Regarding your last point about choice, evidence shows that many public schools are indeed successful. Public schools are not a de facto bad choice, except to those whose agenda is the elimination of the public sector on ideological grounds.
Although true…..I think it worth mentioning that if you peruse the US News list of best High Schools in America (public) , and eliminate all the charters and magnets, that list is almost exclusively made up of high schools in high income white suburbs.
Public schools have a real problem in delivering educational equality; up and down the public school scale, you the most successful schools highly correlated with the average annual income of the student’s family; and since in the US, average annual income is highly correlated with race……..
And that’s on THEM to solve. The School Choice movement, if you look for a perspective OTHER than the one from the liberal left and religious right, provides the potential to deliver educational equality to the communities who need it the most.
Here’s a list of the best high schools in Texas, just to illustrate. Let;s analyze the top 25:
None of those schools are standard, geographically zoned schools; the top geographical school is #27, which is Highland Park in Dallas, which is an extremely affluent area. All of the rest are either magnets, which skim the best students from the general district population without regard (in theory) for race, or charters — and the majority of those charters are TARGETED to serve at-risk minority students. (The only ones on that list, to my knowledge, that *don’t* target at-risk students are the ones run by the Harmony chain; the IDEA schools, the YES Prep schools, and KIPP are all designed to serve the at-risk communities who are underserved by the public school system.

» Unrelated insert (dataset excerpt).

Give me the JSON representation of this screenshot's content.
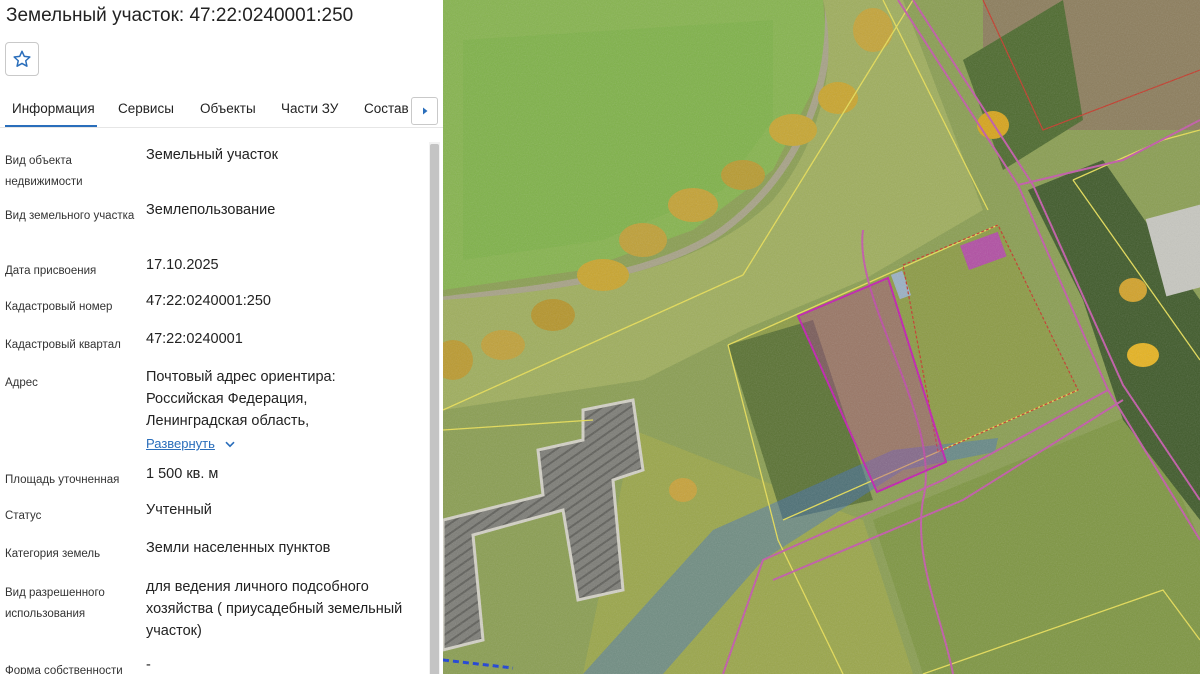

As I watch this national debate unfold, I suspect that *MANY* who have decided to be opponents of “school choice” have no idea how many top performing charters they’d be ripping out of their own communities if they have their way.